§ **WORK TO BE COMPLETED**: Every line below that has the string "JSON" needs to be copied.

§ **DATA TO EXAMINE**:
>>>

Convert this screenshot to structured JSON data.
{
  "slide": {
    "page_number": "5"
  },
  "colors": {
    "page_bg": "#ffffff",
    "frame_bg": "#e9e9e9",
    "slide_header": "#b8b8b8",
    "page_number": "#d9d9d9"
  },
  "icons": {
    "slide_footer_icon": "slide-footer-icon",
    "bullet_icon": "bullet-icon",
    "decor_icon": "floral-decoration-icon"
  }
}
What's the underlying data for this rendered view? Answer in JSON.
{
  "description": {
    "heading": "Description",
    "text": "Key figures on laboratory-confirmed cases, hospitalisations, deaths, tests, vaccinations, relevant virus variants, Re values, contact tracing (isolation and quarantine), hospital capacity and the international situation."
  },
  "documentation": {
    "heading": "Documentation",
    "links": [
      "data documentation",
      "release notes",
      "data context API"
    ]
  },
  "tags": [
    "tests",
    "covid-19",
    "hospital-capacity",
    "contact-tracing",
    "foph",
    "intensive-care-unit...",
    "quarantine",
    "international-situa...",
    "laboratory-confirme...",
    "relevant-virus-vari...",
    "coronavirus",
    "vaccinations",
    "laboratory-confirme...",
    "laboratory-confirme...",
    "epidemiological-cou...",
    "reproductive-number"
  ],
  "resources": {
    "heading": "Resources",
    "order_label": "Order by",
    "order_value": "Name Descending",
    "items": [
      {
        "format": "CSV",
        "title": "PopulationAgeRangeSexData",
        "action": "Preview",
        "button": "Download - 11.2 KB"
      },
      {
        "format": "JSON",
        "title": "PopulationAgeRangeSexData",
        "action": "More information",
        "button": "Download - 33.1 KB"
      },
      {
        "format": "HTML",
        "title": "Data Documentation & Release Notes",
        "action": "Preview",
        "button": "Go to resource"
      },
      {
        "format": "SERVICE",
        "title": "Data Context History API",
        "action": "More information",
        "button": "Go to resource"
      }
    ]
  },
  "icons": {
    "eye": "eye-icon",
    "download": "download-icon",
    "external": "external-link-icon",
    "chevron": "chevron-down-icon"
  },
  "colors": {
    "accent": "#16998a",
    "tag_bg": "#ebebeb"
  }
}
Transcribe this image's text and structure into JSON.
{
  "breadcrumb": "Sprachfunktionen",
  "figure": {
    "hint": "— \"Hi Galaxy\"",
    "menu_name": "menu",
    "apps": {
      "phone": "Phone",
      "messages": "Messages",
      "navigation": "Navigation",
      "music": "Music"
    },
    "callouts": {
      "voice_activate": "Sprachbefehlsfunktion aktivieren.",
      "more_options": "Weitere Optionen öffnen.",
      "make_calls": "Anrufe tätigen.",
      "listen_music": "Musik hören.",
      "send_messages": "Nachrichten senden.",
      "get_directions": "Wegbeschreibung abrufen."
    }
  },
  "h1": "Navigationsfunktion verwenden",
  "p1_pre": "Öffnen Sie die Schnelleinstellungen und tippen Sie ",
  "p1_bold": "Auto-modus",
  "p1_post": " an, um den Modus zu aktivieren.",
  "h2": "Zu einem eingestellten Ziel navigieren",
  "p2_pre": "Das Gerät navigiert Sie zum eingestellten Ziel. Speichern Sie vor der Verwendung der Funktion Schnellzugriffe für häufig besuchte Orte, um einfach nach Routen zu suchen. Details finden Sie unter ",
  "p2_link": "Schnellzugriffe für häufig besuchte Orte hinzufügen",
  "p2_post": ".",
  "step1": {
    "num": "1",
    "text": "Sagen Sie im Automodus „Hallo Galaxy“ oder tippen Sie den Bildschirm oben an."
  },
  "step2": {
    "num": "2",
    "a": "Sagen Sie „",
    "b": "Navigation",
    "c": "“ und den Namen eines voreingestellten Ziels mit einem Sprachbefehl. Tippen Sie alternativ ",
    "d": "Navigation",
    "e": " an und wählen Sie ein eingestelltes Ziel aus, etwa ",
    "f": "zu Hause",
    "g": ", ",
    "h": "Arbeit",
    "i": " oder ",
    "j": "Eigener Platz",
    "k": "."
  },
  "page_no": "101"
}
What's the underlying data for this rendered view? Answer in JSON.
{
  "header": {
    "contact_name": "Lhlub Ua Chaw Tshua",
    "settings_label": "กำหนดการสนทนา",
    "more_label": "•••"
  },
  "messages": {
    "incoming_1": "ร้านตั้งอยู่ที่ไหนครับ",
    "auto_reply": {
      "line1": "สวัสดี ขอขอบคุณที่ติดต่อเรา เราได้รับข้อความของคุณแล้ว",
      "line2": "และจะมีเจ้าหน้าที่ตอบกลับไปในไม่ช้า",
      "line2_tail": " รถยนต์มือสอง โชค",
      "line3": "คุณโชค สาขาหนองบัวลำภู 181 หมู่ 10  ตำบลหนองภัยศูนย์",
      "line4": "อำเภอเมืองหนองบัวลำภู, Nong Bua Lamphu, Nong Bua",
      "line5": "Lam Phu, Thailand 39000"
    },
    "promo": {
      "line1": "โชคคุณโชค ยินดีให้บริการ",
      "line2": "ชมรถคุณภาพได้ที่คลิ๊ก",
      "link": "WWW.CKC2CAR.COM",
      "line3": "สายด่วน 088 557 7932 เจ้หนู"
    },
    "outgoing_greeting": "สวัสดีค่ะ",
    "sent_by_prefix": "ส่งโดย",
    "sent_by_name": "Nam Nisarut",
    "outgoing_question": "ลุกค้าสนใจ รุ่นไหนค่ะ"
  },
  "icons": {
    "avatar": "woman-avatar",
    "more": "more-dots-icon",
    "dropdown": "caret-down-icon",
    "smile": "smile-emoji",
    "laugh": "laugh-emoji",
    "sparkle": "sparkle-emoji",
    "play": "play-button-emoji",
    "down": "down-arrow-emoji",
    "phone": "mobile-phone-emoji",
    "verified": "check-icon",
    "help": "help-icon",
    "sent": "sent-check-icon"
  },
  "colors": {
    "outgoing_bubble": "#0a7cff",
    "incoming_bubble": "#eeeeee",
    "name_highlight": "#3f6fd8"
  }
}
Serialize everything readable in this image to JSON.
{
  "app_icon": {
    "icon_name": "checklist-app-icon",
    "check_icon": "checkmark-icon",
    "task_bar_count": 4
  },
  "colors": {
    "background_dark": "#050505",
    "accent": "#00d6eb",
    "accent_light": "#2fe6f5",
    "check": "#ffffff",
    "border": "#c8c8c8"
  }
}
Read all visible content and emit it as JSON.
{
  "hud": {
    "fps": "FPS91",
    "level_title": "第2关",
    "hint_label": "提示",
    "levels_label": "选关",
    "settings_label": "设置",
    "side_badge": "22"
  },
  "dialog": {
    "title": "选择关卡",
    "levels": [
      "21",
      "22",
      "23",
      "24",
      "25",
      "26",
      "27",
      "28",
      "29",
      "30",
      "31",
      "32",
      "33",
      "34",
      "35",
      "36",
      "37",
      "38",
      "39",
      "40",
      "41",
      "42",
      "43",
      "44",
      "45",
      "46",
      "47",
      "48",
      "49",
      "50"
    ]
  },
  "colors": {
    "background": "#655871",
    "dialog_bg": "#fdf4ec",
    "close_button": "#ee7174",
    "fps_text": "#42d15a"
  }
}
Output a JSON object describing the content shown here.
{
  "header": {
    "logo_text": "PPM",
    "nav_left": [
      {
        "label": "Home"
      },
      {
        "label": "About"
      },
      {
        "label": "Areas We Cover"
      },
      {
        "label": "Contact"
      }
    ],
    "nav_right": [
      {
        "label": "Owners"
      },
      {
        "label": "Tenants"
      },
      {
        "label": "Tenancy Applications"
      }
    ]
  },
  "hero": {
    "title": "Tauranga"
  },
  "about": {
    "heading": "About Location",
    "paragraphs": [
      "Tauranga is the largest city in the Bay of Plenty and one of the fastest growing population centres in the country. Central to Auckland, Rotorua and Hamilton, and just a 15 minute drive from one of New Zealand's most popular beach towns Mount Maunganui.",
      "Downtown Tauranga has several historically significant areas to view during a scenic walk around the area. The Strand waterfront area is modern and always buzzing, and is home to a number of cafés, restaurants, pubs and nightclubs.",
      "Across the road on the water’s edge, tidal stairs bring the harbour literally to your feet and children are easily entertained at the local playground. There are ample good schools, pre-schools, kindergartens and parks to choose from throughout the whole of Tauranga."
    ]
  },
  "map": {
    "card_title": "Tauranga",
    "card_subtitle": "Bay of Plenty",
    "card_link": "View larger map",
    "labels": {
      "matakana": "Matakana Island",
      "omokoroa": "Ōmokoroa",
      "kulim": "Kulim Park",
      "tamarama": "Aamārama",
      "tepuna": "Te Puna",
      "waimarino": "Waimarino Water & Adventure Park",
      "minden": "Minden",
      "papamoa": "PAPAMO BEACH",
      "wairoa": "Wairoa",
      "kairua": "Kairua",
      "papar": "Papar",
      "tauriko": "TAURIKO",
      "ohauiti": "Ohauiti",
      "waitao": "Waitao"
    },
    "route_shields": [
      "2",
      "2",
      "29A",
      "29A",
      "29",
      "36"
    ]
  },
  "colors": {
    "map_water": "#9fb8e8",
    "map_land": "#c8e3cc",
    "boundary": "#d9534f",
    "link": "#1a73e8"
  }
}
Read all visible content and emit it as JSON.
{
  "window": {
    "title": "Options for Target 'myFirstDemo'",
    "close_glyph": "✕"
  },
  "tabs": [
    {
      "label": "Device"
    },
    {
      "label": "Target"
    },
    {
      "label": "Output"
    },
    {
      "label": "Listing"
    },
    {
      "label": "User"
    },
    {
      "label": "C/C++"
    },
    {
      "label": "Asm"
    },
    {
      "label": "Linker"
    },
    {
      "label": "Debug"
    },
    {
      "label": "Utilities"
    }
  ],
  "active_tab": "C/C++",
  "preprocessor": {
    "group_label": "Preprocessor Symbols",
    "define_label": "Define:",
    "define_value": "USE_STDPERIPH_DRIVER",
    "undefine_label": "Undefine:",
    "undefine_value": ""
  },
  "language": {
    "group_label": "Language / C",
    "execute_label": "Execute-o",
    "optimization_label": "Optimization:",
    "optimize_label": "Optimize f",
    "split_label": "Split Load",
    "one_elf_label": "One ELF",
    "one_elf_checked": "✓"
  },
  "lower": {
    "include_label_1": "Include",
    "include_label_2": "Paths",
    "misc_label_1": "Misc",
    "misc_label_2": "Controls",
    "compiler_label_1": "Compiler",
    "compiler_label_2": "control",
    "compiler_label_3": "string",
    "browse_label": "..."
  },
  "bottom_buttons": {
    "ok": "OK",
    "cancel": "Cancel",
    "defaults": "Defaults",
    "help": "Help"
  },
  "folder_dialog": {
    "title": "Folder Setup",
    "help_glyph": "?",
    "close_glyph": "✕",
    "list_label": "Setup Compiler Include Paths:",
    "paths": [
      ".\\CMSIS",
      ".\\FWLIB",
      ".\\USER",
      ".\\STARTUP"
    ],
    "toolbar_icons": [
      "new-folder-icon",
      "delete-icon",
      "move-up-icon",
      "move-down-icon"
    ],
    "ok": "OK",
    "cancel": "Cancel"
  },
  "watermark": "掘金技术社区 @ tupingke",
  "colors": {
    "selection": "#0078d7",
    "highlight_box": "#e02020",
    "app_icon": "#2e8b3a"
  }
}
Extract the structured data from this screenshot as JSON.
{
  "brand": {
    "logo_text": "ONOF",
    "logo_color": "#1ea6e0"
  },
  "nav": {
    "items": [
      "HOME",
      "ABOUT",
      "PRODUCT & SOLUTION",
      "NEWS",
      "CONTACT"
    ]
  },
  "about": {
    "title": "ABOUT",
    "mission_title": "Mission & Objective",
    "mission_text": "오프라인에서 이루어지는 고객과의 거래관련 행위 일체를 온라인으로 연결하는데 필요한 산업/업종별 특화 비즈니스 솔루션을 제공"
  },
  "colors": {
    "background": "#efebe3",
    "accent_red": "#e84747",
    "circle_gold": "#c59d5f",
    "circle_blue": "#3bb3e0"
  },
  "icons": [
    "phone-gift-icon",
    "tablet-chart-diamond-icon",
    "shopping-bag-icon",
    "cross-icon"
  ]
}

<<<

§ **YOUR SOLUTION**:
Convert this screenshot to structured JSON data.
What's the underlying data for this rendered view? Answer in JSON.
        "format": "JSON",
Transcribe this image's text and structure into JSON.
What's the underlying data for this rendered view? Answer in JSON.
Serialize everything readable in this image to JSON.
Read all visible content and emit it as JSON.
Output a JSON object describing the content shown here.
Read all visible content and emit it as JSON.
Extract the structured data from this screenshot as JSON.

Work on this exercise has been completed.